STS is to be taken here as an umbrella rather than a fence: work in cognate disciplines (informatics, anthropology, design, etc.) that deploys and engages with STS work is considered part of the mix. We will bring together up to 30 graduate students, postdoctoral fellows, and faculty for this three-day retreat. There will be two foci: (1) identifying and exploring common interests through two “spotlight” sessions; and (2) exploring these themes through teams exploring the local area. Accommodation for all will be covered; travel will be covered in exceptional circumstances for students. A registration fee of $100 is required. Since space is limited, there will be a selection process: please send a CV and a one-page statement of interest to email@example.com by December 15, 2012. The statement of interest should briefly address the research in progress that you would like to further through participation in the workshop. Those selected to participate in the workshop will be notified by January 1. They will be expected to circulate a two-page description of a current or prospective project by February 1.
Swinburne University of Technology, Melbourne, Australia, 21-23 November 2012
Jussi Parikka – Reader, Winchester School of Art
Christian McCrea – Program Director for Games, RMIT University
Anna Munster – Associate Professor at the College of Fine Arts, UNSW
Code can be defined in two distinct but related ways: as an underlying technological process, a set of rules and instructions governing, for instance, the permutations of all those 0s and 1s obscured behind user interfaces, but also as a cultural framework navigated and understood socially and performatively, as is the case with legal, social and behavioural codes. As an operative principle, code’s significance thus extends far deeper than its current digital manifestation. For this conference, we invite submissions of papers and creative works that consider the role of code as a simultaneously material and semiotic force that operates across the wider cultural, social and political field, with particular emphasis on media, games and art.
Code is the invisible force at the heart of contemporary media and games, routinely obscured by the gadget fetish of breathless tech marketing and scholarly focus on more visible social and technical interfaces. With the recent material turn in media studies and the refinement of new approaches including software studies and platform politics, which emphasise interrogating the formal characteristics and underlying technical architecture of contemporary media, the time has come to bring code out into the open.
The organizers invite participation in an interdisciplinary one-day hands-on workshop on emerging methods of critical practice in science and technology studies, in particular methods that engage with art and design as well as performance and exhibition.
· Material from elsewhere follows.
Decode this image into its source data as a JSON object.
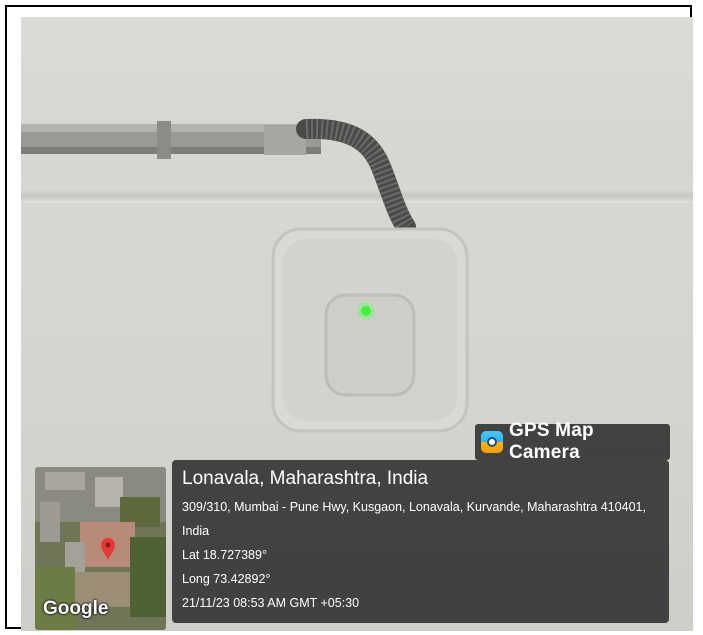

Ultimately, we aim to refine our understanding and also intervene in the way that objects can stimulate and embody critique in STS.
If you are interested in participating, please send a brief (3-5 sentences) expression of interest and a short 250-word bio or CV to Dehlia Hannah firstname.lastname@example.org by October 8th at 5pm EST. Please put ‘Pre-EASST Workshop’ in the subject heading. Continue reading →